═════ Data supplied ═════

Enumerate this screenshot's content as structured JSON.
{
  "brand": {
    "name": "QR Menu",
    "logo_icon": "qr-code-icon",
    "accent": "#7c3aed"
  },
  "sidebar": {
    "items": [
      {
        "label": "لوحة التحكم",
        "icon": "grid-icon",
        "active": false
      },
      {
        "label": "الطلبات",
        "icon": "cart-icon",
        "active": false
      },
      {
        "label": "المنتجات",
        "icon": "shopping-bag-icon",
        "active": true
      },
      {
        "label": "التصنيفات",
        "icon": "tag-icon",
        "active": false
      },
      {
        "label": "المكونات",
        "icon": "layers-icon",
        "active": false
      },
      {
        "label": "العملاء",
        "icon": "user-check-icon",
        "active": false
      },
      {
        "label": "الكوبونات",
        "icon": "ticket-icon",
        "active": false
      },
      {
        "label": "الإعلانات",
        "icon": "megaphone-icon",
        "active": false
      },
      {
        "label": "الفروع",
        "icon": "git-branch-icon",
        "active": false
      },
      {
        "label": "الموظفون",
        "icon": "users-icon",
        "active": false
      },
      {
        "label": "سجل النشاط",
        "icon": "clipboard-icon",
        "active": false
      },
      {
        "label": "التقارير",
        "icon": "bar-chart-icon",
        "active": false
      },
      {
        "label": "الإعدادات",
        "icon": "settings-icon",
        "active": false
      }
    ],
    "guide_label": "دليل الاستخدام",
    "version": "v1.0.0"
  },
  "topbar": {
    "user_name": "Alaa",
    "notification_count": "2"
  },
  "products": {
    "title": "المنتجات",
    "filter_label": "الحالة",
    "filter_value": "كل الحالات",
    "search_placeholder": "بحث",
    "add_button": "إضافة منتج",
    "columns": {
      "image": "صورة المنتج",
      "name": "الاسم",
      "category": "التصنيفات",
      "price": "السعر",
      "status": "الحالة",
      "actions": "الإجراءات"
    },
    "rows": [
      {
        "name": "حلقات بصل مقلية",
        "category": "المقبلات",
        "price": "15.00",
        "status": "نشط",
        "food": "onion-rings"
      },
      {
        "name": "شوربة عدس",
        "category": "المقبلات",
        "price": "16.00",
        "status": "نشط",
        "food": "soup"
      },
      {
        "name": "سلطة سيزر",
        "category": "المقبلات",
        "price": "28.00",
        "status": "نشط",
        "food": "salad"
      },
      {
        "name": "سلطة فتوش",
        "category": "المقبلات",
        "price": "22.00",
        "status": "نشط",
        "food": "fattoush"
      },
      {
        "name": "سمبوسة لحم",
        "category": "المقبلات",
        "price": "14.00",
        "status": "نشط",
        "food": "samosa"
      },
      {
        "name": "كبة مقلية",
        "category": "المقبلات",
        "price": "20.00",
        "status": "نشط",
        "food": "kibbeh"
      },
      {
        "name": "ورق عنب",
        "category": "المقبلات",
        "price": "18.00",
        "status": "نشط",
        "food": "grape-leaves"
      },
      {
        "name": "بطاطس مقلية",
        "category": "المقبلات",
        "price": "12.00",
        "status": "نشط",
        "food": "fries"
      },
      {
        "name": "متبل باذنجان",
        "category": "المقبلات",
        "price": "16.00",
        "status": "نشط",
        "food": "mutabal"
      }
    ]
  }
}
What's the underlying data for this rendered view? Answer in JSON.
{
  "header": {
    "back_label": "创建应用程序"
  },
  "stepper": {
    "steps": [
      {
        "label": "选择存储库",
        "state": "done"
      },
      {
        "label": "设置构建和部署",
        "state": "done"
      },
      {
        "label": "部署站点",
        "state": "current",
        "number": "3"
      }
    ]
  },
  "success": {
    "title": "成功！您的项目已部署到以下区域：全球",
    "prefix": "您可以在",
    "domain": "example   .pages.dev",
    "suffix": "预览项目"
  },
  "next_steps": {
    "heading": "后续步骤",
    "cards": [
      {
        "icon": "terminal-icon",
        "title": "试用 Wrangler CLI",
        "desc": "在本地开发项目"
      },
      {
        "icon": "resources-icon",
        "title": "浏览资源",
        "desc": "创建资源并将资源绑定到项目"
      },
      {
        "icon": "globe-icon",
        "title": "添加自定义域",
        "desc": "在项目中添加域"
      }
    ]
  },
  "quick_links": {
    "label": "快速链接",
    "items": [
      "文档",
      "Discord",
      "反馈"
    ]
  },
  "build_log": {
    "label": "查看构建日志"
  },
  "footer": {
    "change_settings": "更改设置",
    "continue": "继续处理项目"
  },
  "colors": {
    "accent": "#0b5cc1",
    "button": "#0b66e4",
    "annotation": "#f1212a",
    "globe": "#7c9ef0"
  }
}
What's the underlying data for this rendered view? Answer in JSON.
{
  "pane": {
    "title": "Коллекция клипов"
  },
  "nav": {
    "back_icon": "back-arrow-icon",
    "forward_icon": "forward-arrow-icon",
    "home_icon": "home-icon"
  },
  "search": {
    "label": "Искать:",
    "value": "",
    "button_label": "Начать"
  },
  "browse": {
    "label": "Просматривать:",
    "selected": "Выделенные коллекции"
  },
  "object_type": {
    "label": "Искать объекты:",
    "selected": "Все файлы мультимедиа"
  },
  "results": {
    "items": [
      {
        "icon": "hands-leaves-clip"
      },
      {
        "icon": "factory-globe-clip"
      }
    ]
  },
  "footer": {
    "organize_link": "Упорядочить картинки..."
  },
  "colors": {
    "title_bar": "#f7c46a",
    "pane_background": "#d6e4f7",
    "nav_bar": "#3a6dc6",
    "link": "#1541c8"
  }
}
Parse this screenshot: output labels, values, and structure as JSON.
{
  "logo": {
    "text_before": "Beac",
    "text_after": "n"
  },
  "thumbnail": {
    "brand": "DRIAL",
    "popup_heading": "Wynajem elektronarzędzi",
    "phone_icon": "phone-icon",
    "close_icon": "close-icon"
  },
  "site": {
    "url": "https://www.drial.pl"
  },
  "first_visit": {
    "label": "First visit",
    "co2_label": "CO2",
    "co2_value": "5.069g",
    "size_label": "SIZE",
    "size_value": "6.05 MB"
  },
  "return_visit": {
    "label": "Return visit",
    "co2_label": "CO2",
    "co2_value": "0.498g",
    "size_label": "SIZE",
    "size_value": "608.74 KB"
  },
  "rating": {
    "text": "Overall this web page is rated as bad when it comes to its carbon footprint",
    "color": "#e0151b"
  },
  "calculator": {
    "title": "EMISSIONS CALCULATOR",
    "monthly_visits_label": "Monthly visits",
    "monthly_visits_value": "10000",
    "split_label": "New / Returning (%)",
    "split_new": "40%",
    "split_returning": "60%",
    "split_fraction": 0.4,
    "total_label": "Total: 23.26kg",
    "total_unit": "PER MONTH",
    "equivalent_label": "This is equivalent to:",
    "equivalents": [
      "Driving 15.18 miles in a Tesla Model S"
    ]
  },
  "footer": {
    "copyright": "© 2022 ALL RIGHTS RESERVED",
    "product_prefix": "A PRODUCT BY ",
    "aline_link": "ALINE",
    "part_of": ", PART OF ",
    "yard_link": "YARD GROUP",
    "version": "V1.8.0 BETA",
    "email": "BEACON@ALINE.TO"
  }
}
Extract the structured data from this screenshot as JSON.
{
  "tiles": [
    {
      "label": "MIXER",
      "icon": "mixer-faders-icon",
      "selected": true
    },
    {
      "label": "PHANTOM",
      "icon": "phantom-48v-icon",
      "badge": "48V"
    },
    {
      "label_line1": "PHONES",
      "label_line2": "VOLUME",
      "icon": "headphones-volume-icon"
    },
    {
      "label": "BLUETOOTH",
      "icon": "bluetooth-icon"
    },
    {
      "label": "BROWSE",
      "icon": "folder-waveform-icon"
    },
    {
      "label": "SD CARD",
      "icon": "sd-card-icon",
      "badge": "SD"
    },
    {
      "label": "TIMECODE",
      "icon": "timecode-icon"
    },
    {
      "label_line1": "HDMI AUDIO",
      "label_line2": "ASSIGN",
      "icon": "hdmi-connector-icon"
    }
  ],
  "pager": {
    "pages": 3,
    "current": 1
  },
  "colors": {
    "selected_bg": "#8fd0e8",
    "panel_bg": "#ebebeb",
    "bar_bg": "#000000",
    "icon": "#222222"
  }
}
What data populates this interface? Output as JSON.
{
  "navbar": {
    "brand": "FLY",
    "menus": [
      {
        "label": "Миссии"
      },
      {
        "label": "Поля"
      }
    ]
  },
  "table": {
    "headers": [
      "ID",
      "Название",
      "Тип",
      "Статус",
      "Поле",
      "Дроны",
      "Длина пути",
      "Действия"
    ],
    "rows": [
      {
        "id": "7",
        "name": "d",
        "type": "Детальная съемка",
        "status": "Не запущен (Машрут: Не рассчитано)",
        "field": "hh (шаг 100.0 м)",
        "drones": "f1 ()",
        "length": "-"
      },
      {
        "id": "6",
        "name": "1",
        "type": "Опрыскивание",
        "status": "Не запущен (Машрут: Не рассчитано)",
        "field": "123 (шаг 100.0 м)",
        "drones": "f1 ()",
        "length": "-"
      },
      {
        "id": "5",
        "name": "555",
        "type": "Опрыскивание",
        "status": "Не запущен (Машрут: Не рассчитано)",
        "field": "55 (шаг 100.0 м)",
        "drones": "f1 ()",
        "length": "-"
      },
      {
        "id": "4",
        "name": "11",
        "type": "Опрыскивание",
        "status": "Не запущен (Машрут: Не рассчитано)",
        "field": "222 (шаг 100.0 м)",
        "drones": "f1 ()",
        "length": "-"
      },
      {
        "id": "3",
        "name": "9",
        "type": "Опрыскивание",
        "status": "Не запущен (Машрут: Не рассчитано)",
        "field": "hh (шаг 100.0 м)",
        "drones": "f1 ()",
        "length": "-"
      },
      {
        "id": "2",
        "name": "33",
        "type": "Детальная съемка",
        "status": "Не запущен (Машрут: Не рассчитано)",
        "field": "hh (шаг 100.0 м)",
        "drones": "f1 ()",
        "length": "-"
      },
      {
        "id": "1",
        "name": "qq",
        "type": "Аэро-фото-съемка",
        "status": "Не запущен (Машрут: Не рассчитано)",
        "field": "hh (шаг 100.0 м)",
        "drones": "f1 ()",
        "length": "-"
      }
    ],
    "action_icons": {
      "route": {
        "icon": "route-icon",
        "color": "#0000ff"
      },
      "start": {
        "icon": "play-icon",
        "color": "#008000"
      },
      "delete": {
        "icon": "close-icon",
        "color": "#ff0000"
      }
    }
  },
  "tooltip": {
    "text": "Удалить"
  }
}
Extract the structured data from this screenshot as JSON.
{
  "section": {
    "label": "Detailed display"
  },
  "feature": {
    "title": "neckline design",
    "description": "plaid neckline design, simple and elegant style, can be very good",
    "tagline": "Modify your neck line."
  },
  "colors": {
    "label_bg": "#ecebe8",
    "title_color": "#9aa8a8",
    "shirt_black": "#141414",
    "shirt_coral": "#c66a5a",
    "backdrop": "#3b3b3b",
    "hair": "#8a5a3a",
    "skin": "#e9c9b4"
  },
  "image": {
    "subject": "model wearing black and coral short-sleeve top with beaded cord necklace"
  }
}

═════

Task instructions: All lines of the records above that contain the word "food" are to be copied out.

Task result:
        "food": "onion-rings"
        "food": "soup"
        "food": "salad"
        "food": "fattoush"
        "food": "samosa"
        "food": "kibbeh"
        "food": "grape-leaves"
        "food": "fries"
        "food": "mutabal"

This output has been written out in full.